              2. What do you like to serve it with? The book suggests a shaved fennel or another salad and some fried or grilled pizza dough. Sounds good but want to consider other options.

              3. Suggestions for wine? The book has a rec, I'm sure, but I often can't find that exact one and like to be creative here. There's some white wine in the sauce, but seems like a light red or rose might work? Not really sure...

              Thanks for your help.

              1. re: Carb Lover

                I'm posting to this old thread, since figs are coming into the LA markets and stores and this recipe...it is just my favorite. Now that I have the book, whenever good figs arrive, I grab them and proceed immediately to the poultry counter for the chicken legs.

                I have paired the dish with many things: tonight with farmers market kale, cooked with the chicken broth from the recipe that I didn't need.

                And for wine I served a Corbieres, which might be overdoing it, but it was still good. This dish, to me, takes on a richness that reminds of duck confit, so the heavier wine works for me.

                1. re: George

                  We often serve the chicken and figs with either roasted root vegetables, mashed potatoes, or farro. We usually serve it with a heavy white or light red.

            2. re: Carb Lover
              c
              ChowFun (derek)

              I ate at Zuni this week and had the best mocha espresso granita I've ever had...I'll have to see if a similar recipe is in the cookbook!

              1. re: ChowFun (derek)

                If it's the espresso granita w/ whipped cream, then you betcha it's in there! I was just drooling over the huge photo of it the other day and thinking I need to make that soon...

                1. re: Carb Lover
                  c
                  ChowFun (derek)

                  Yes that's it Espresso granita...mighty tasty!

            3. Perhaps the simplest recipe is the most wonderful: the one for slow-cooked romano (or green) beans.
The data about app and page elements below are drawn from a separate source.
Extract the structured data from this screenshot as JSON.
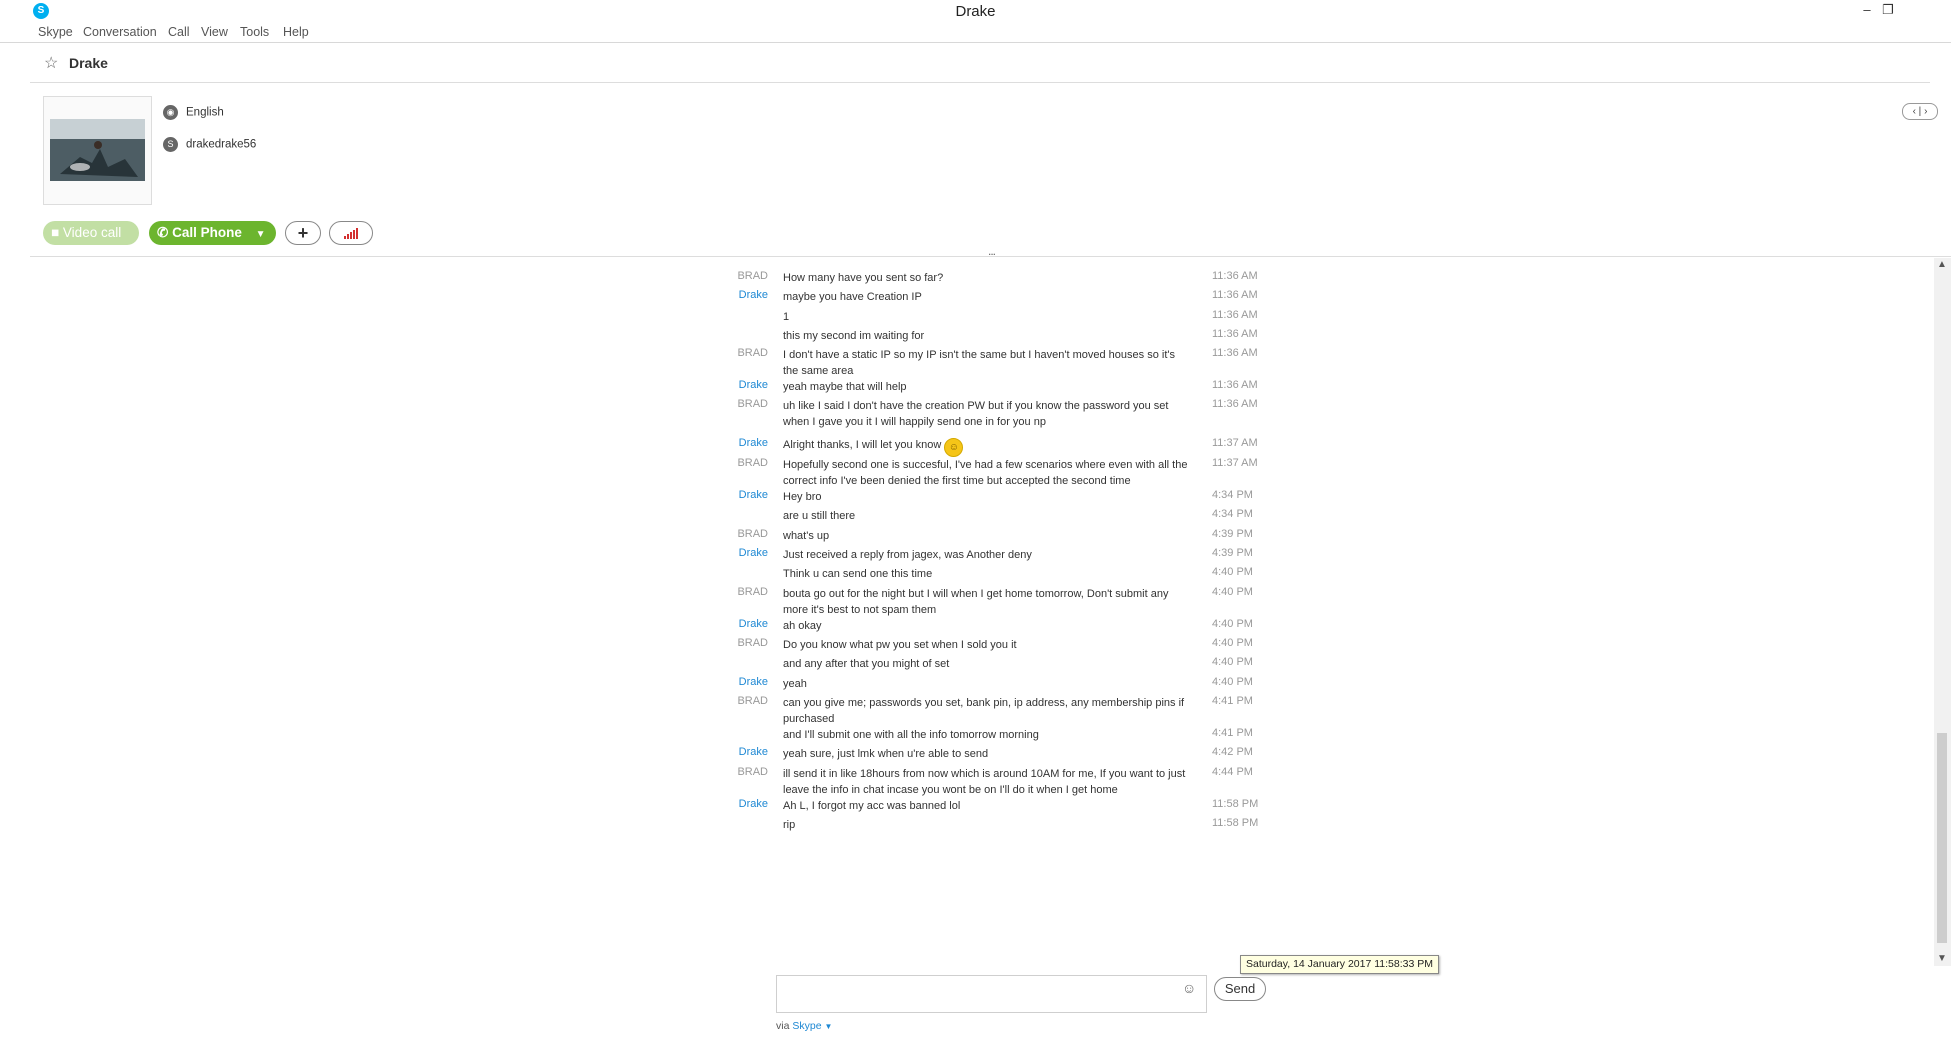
{
  "window": {
    "title": "Drake",
    "app_icon": "skype-logo-icon",
    "minimize": "–",
    "restore": "❐"
  },
  "menu": [
    "Skype",
    "Conversation",
    "Call",
    "View",
    "Tools",
    "Help"
  ],
  "contact": {
    "name": "Drake",
    "language": "English",
    "skype_name": "drakedrake56"
  },
  "actions": {
    "video_call": "Video call",
    "call_phone": "Call Phone",
    "add": "+"
  },
  "messages": [
    {
      "sender": "BRAD",
      "text": "How many have you sent so far?",
      "time": "11:36 AM"
    },
    {
      "sender": "Drake",
      "text": "maybe you have Creation IP",
      "time": "11:36 AM"
    },
    {
      "sender": "",
      "text": "1",
      "time": "11:36 AM"
    },
    {
      "sender": "",
      "text": "this my second im waiting for",
      "time": "11:36 AM"
    },
    {
      "sender": "BRAD",
      "text": "I don't have a static IP so my IP isn't the same but I haven't moved houses so it's the same area",
      "time": "11:36 AM"
    },
    {
      "sender": "Drake",
      "text": "yeah maybe that will help",
      "time": "11:36 AM"
    },
    {
      "sender": "BRAD",
      "text": "uh like I said I don't have the creation PW but if you know the password you set when I gave you it I will happily send one in for you np",
      "time": "11:36 AM"
    },
    {
      "sender": "Drake",
      "text": "Alright thanks, I will let you know",
      "time": "11:37 AM",
      "emoticon": "smile-emoticon"
    },
    {
      "sender": "BRAD",
      "text": "Hopefully second one is succesful, I've had a few scenarios where even with all the correct info I've been denied the first time but accepted the second time",
      "time": "11:37 AM"
    },
    {
      "sender": "Drake",
      "text": "Hey bro",
      "time": "4:34 PM"
    },
    {
      "sender": "",
      "text": "are u still there",
      "time": "4:34 PM"
    },
    {
      "sender": "BRAD",
      "text": "what's up",
      "time": "4:39 PM"
    },
    {
      "sender": "Drake",
      "text": "Just received a reply from jagex, was Another deny",
      "time": "4:39 PM"
    },
    {
      "sender": "",
      "text": "Think u can send one this time",
      "time": "4:40 PM"
    },
    {
      "sender": "BRAD",
      "text": "bouta go out for the night but I will when I get home tomorrow, Don't submit any more it's best to not spam them",
      "time": "4:40 PM"
    },
    {
      "sender": "Drake",
      "text": "ah okay",
      "time": "4:40 PM"
    },
    {
      "sender": "BRAD",
      "text": "Do you know what pw you set when I sold you it",
      "time": "4:40 PM"
    },
    {
      "sender": "",
      "text": "and any after that you might of set",
      "time": "4:40 PM"
    },
    {
      "sender": "Drake",
      "text": "yeah",
      "time": "4:40 PM"
    },
    {
      "sender": "BRAD",
      "text": "can you give me; passwords you set, bank pin, ip address, any membership pins if purchased",
      "time": "4:41 PM"
    },
    {
      "sender": "",
      "text": "and I'll submit one with all the info tomorrow morning",
      "time": "4:41 PM"
    },
    {
      "sender": "Drake",
      "text": "yeah sure, just lmk when u're able to send",
      "time": "4:42 PM"
    },
    {
      "sender": "BRAD",
      "text": "ill send it in like 18hours from now which is around 10AM for me, If you want to just leave the info in chat incase you wont be on I'll do it when I get home",
      "time": "4:44 PM"
    },
    {
      "sender": "Drake",
      "text": "Ah L, I forgot my acc was banned lol",
      "time": "11:58 PM"
    },
    {
      "sender": "",
      "text": "rip",
      "time": "11:58 PM"
    }
  ],
  "tooltip": "Saturday, 14 January 2017 11:58:33 PM",
  "composer": {
    "send_label": "Send",
    "via_prefix": "via",
    "via_service": "Skype"
  },
  "colors": {
    "brand": "#00aff0",
    "call_green": "#6cb52e",
    "drake_name": "#1e88d3",
    "brad_name": "#999999"
  }
}
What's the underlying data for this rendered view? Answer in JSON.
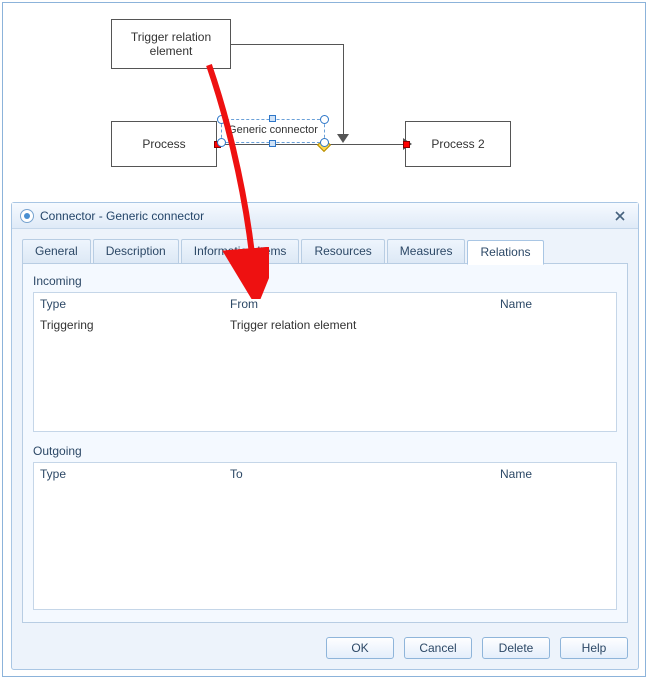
{
  "diagram": {
    "trigger_box": "Trigger relation element",
    "process_box": "Process",
    "process2_box": "Process 2",
    "connector_label": "Generic connector"
  },
  "dialog": {
    "title": "Connector - Generic connector",
    "tabs": {
      "general": "General",
      "description": "Description",
      "info_items": "Information Items",
      "resources": "Resources",
      "measures": "Measures",
      "relations": "Relations"
    },
    "sections": {
      "incoming_title": "Incoming",
      "outgoing_title": "Outgoing"
    },
    "columns": {
      "type": "Type",
      "from": "From",
      "to": "To",
      "name": "Name"
    },
    "incoming_rows": [
      {
        "type": "Triggering",
        "from": "Trigger relation element",
        "name": ""
      }
    ],
    "buttons": {
      "ok": "OK",
      "cancel": "Cancel",
      "delete": "Delete",
      "help": "Help"
    }
  }
}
No water. Just the beans, some oil, salt, and crushed red pepper. A nice heavy covered pot. It's all about time. Delicious.

              1. Of course there's the chicken and bread salad recipe -- I just like the salad and make it even if I'm not roasting a chicken.

                The salsa verde is great. I have a friend who keeps a batch in the fridge at all times to dollop on eggs, toasted bread with goat cheese, any kind of poached chicken or chicken salad.

                I like the grilled cheese sandwiches with sage. So simple, so delicious and again, all about the timing.

                It's one of my absolute favorites.

                1. I too will join the chorus of those who love this book. This summer we did a dinner out of the book which was fantastic. We made the butter lettuce salad with oranges, avocado and shallot vinagrette (p. 143), the pappa al pomodoro (p. 164) and the pasta with preserved tuna and pine nuts (p. 211) and overall, it was a perfectly balanced and delicious meal.

                  Have fun experimenting!

                  1. If you haven't yet cracked the spine, the first place to go is the roast chicken and bread salad recipe. Everything above is worth your while, too, but, imho, the bread salad is the only place to start. It is one of the, if not the, signature dishes at the restaurant, and one that can be recreated well at home, as well as a great starting point for your own improvisations on the theme.

                    1. we made the shrimp with romesco over wilted spinach last night and it was a huge hit (well, made the base on sunday and finished the dish last night). romesco is a bit time-consuming, but the resulting sauce was maybe the most flavorful i've made. consider making a double batch--we couldn't resist the temptation to spread some of the base straight onto bread.